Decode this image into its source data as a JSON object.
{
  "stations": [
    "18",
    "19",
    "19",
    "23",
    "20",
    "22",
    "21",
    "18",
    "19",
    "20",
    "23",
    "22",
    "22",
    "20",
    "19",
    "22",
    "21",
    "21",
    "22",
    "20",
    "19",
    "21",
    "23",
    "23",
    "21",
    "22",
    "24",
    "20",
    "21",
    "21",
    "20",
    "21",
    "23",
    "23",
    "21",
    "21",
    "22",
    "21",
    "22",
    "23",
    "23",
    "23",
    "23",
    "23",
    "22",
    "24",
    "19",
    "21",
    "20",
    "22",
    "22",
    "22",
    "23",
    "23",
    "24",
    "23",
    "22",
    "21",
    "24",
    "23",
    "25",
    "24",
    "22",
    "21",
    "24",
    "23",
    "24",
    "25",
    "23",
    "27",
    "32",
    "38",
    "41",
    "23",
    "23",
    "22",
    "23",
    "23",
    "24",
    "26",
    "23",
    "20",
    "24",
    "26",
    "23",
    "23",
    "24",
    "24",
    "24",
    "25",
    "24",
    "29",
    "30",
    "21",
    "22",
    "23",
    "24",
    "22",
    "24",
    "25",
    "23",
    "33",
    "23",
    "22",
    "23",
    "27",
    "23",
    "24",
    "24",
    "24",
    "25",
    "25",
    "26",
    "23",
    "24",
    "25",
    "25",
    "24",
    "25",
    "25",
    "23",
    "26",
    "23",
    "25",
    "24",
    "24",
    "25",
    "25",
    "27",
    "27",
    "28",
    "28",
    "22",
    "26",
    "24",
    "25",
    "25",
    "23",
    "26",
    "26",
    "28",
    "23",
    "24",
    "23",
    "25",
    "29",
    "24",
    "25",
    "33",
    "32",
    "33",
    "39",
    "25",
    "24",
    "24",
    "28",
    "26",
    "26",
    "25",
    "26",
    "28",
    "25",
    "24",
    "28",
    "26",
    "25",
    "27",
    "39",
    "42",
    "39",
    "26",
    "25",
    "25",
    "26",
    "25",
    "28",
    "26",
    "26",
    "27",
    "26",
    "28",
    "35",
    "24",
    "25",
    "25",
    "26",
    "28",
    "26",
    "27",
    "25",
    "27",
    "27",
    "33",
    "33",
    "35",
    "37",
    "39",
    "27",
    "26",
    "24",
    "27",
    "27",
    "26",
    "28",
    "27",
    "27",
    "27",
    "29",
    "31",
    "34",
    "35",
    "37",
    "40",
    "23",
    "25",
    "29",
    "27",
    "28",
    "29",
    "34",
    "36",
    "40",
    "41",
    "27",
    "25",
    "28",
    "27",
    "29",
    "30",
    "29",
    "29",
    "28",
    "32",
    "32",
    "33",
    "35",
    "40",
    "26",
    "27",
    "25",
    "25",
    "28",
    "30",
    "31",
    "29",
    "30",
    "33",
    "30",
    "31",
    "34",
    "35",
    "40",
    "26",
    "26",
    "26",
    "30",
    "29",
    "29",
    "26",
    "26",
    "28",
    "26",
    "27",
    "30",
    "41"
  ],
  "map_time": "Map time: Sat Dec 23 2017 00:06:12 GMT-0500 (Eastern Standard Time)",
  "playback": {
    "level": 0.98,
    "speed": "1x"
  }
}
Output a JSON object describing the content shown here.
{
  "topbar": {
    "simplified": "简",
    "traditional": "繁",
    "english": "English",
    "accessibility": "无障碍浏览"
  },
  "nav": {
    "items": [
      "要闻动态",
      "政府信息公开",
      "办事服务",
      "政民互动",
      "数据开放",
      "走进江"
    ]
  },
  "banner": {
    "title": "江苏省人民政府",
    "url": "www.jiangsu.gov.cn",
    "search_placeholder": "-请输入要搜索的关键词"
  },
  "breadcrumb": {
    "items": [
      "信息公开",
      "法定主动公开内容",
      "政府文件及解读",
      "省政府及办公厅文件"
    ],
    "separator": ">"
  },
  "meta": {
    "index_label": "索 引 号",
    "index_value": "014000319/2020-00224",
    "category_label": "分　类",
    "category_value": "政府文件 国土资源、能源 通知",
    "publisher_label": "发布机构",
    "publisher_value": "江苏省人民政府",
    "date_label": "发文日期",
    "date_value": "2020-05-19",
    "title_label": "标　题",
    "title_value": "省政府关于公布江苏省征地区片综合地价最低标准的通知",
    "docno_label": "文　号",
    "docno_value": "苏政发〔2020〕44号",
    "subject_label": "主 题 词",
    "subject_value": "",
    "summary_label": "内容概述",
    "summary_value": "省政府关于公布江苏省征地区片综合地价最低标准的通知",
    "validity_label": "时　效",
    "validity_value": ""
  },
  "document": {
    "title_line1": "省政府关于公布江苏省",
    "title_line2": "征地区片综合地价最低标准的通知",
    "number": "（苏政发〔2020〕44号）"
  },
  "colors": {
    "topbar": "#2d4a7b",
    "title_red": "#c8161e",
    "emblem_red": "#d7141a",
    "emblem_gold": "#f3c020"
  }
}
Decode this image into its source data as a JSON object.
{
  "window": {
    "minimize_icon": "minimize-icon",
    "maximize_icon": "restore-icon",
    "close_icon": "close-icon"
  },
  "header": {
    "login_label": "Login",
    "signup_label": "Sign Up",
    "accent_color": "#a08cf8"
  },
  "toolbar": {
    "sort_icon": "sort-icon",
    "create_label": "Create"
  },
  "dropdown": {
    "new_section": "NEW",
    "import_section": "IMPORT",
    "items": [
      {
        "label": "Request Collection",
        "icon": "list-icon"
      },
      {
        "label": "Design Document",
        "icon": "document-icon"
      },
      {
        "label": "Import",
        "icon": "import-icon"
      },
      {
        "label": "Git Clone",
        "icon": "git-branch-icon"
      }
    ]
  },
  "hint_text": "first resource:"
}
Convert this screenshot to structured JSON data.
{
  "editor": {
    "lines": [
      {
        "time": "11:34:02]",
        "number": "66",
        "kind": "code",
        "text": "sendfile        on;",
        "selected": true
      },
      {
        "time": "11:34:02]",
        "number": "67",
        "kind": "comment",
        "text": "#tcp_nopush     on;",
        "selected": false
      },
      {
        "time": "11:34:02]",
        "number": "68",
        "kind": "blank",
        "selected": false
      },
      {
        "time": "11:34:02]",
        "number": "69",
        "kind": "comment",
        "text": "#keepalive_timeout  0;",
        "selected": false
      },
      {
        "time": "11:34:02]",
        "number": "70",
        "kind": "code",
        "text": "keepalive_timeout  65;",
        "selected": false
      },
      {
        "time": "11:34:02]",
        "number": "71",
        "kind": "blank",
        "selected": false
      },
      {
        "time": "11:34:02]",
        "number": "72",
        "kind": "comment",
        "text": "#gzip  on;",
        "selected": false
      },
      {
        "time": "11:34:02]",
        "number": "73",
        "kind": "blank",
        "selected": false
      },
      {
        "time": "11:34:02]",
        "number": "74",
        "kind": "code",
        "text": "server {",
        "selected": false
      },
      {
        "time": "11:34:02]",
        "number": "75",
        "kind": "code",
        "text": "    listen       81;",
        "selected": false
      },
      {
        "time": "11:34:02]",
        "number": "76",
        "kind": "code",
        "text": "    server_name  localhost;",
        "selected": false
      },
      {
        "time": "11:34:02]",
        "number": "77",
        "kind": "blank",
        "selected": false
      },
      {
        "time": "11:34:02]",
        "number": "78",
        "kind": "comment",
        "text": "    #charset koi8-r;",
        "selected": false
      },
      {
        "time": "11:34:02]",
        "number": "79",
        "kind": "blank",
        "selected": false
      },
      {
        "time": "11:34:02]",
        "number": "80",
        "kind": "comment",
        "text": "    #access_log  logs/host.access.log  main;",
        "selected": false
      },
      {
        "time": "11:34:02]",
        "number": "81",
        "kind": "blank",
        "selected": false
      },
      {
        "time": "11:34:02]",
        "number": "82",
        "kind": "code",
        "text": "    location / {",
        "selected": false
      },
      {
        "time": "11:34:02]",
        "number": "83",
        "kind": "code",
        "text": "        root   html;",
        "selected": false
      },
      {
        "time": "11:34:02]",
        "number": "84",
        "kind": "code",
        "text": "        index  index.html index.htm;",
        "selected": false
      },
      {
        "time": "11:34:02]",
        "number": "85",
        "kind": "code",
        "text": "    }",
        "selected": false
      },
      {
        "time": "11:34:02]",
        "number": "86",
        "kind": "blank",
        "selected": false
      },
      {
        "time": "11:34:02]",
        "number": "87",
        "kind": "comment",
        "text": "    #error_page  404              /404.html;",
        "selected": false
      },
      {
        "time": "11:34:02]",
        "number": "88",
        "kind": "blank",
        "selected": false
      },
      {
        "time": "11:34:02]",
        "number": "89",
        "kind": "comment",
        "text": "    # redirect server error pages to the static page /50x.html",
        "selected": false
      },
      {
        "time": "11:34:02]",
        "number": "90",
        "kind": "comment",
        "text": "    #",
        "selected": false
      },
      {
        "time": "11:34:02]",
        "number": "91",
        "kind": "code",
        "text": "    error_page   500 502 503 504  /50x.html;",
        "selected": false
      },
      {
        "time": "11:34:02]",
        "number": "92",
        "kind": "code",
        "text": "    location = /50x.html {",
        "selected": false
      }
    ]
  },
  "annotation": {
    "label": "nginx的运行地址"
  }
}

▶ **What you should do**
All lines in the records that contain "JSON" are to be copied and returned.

▶ **Finished exercise**
Decode this image into its source data as a JSON object.
Output a JSON object describing the content shown here.
Decode this image into its source data as a JSON object.
Convert this screenshot to structured JSON data.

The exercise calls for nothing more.